In the often harrowing, dreamlike world that Eagle conjures in his art, humans are perpetually at the mercy of forces beyond their control. They're beheaded, attacked by sharks, menaced by tornadoes, sent tumbling through space and otherwise rendered powerless, while mysterious events unfold around them.

“Eagle's work aptly reflects the uncertainty and frequent perils of corporeal existence. It's a timeless theme, but one that seems particularly relevant during troubled times.” - Tom Patterson, Winston-Salem Journal

“Perfectly capable of capturing the essence of his art historical sources, Eagle develops his borrowings into intensely personal statements, dense with implications. This introspective man, casting a wide net in his search for answers that ultimately come from within, distills what he has learned into accomplished paintings that glow darkly with a complicated commentary on these complicated times.”
- Huston Paschal, Curator, North Carolina Museum of Art

For more information on Eagle’s art, please visit his website.

03 March 2007

Recommended Reading: 2006

We would like to call special attention to the following stories published in 2006. These are 25 stories that we found of particular interest but could not include in the anthology itself. Congratulations to all of the writers and publications.

"Stab" by Chris Adrian
Zoetrope: All-Story, Summer

"Dominion" by Calvin Baker
One Story, no. 75

"The Creation of Birds" by Christopher Barzak
Twenty Epics edited by David Moles & Susan Marie Groppi

"Inheritance" by Jedediah Berry
Fairy Tale Review, The Green Issue

"The Duel" by Tobias Buckell
Electric Velocipede, no. 11

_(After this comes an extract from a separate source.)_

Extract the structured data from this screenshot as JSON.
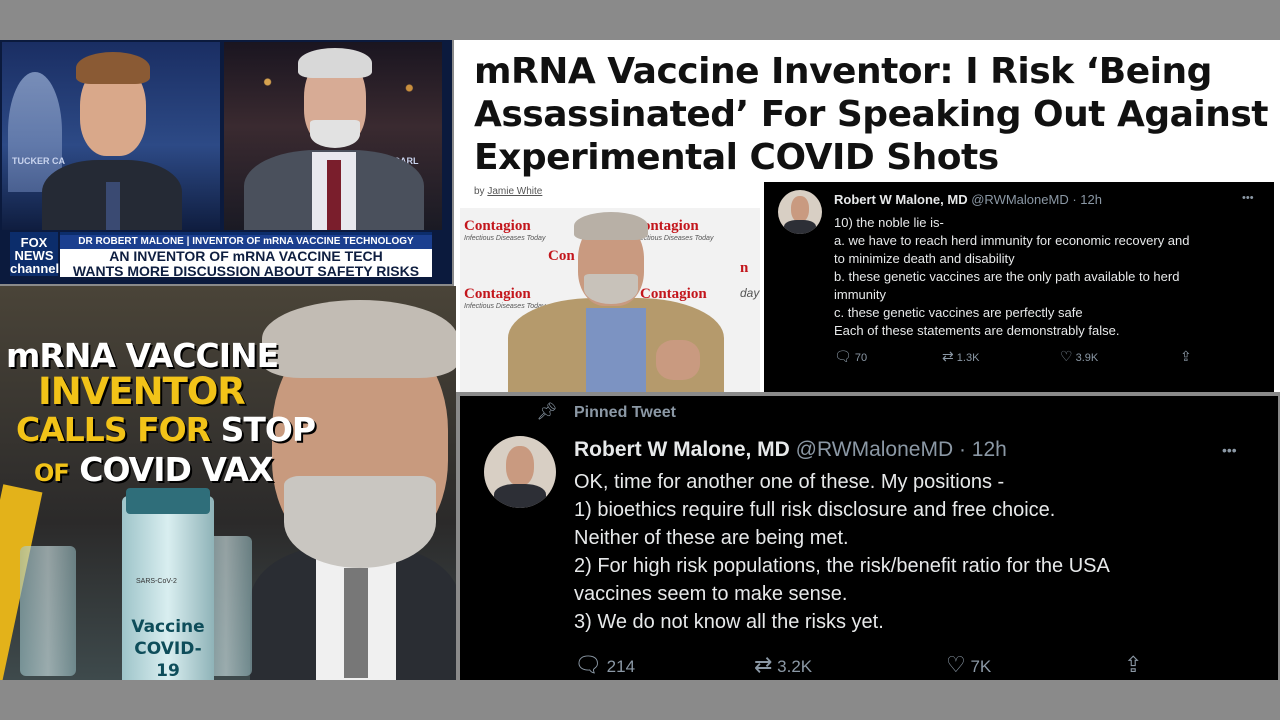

"The Life of Captain Gareth Caernarvon" by Brendan Connell
McSweeney's, no. 19

"The Paper Life They Lead" by Patrick Crerand
Ninth Letter, Fall/Winter

"The Alternative History Club" by Murray Farish
Black Warrior Review, Fall/Winter

"Night Whiskey" by Jeffrey Ford
Salon Fantastique edited by Ellen Datlow & Terri Windling

"thirteen o'clock" by David Gerrold
Fantasy & Science Fiction, February

"Lucky Chow Fun" by Lauren Goff
Ploughshares, Fall

"Letters from Budapest" by Theodora Goss
Alchemy, no. 3

"Galileo" by John Haskell
Public Space, Spring

"The Marquise de Wonka" by Shelley Jackson
Sex & Chocolate edited by Lucinda Ebersole & Richard Peabody

"Irregular Verbs" by Matthew Johnson
Fantasy Magazine, Fall

"The Mysterious Intensity of the Heart" by Jeff P. Jones
Redivider, vol. 4 issue 1

"Bainbridge" by Caitlin R. Kiernan

"A Secret Lexicon for the Not-Beautiful" by Beth Adele Long
Alchemy, no. 3

"A Change in Fashion" by Steven Millhauser
Harper's, May

"Robert Kennedy Remembered by Jean Baudrillard" by Gary Percesepe
Mississippi Review Online, Summer

"The Man with the Scale in His Head" by Eman Quotah
Pindeldyboz Online, August 23

"Magnificent Pigs" by Cat Rambo
Strange Horizons, November 27

"Swimming" by Veronica Schanoes
Lady Churchill's Rosebud Wristlet, no. 18

"Mountain, Man" by Heather Shaw
Long Voyages, Great Lies edited by Christopher Barzak, Alan DeNiro, and Kristin Livdahl

"Snow Blind" by Bridget Bentz Sizer
Kenyon Review, Summer